The rig failed on Monday, November 21, at around 1500 UTC in the southern Atlantic Ocean, about 2,150 nautical miles from Cape Town, South Africa. None of the crew was uninjured.

The team ha s recovered all three pieces of the mast and all sails from the water. The 70-foot racing boat is heading to the small island of Tristan da Cunha, less than 700 nautical miles away.

 “We’ve just withdrawn from the leg,” said skipper Ken Read. “We have [the mast] jury rigged. We have about 15 feet of mast left. We have our trysail and storm jib awkwardly set. We’re supplementing that with really low revs of the engine just to make forward progress.

“As you can imagine, there aren’t a lot of smiles right now, but one way to make it even worse would be to proclaim that there wasn’t a chance to make the next leg.

“This is about earning points in this race. We think by sacrificing points on this first leg, it gives us a chance to actually earn points for the second leg and the In-Port Race. So, that’s our goal.

“We have all of our shore team, and, of course , Volvo all trying to sort it out right now, giving us the help that we need to get to Cape Town in order to make repairs and be ready for the next leg.”

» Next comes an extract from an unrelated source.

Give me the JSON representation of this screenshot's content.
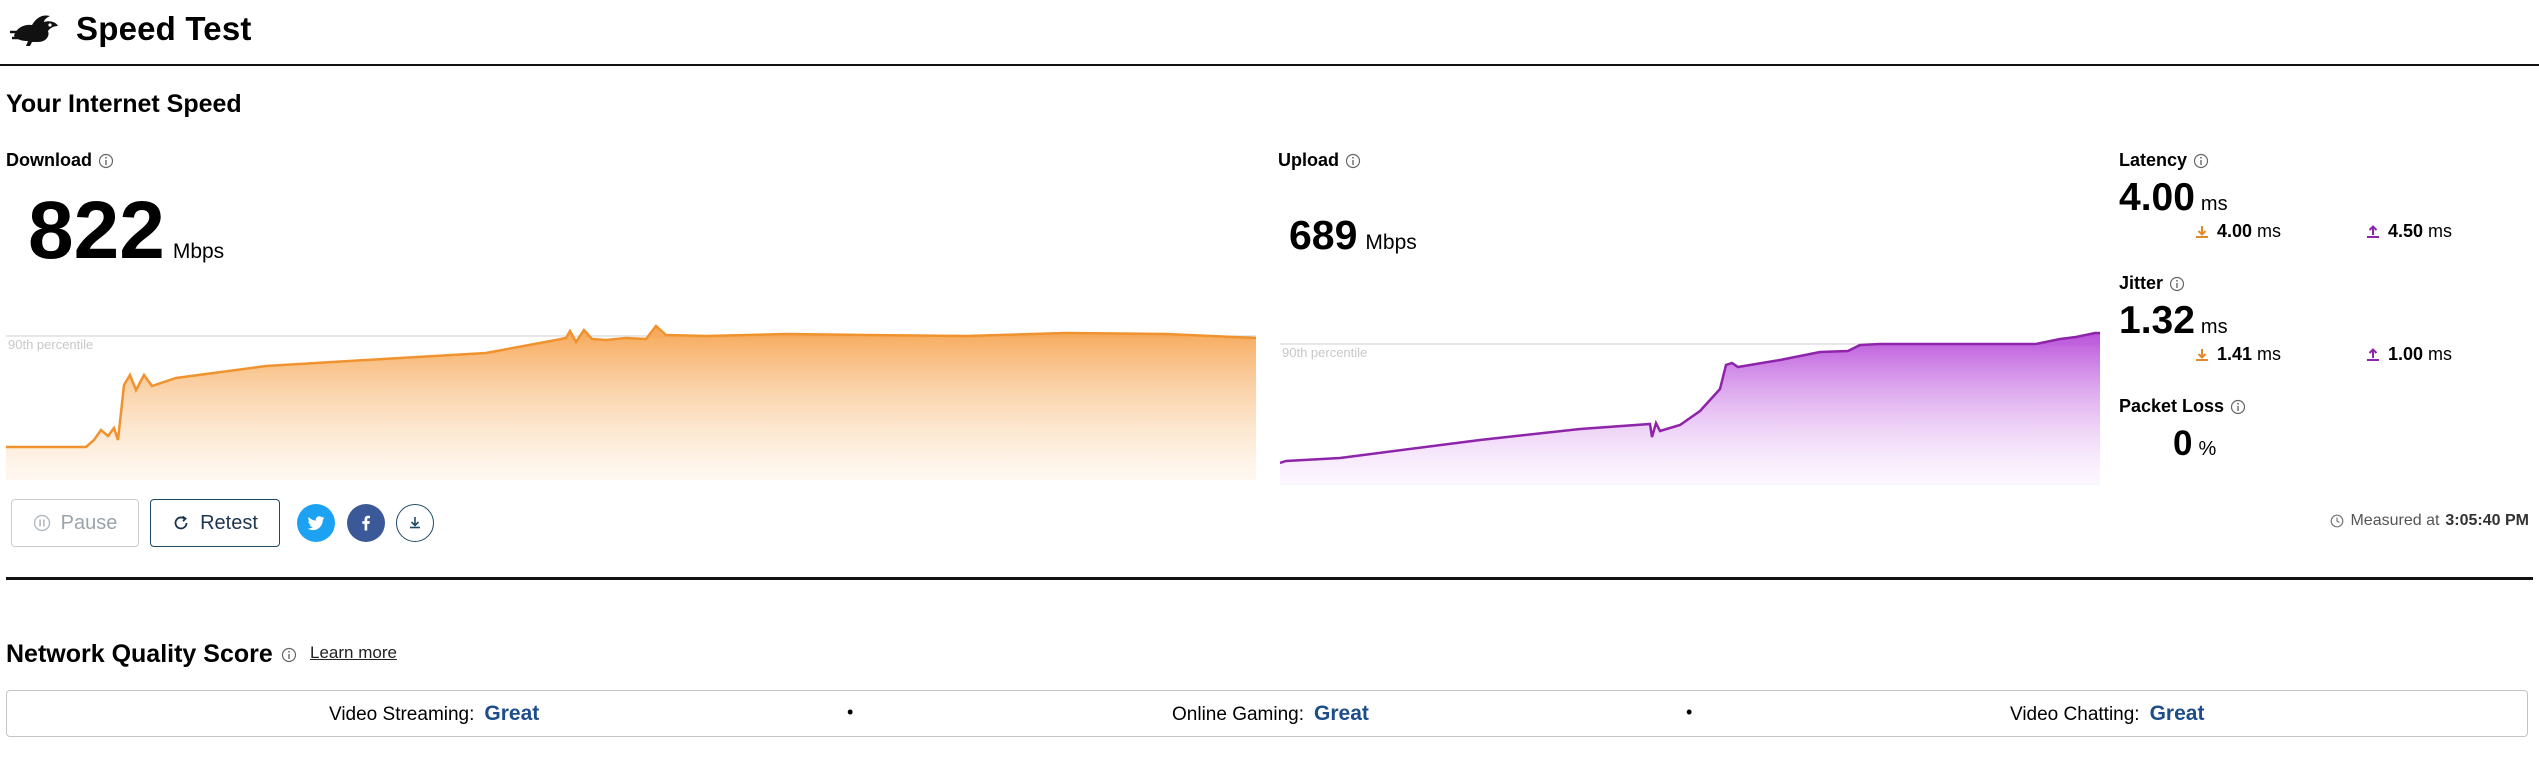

Puma’s mast broke when she was in second position trailing race leader Team Telefónica by just 31nm in the Leg 1 race from Alicante, Spain, to Cape Town. The cause of the dismasting is not known at this stage. Volvo Ocean Race control is in constant contact with the team to establish the full extent of the damage and ensure the crew is given full support to enable them to deal with the situation.

That leaves the two Spanish boats, Telefonica and the New Zealand-managed Camper, in first and second with the French entry Groupama trying the catch but, assuming no major damage there, now in a podium position at the end of the 6,500-mile leg from Alicante to Cape Town.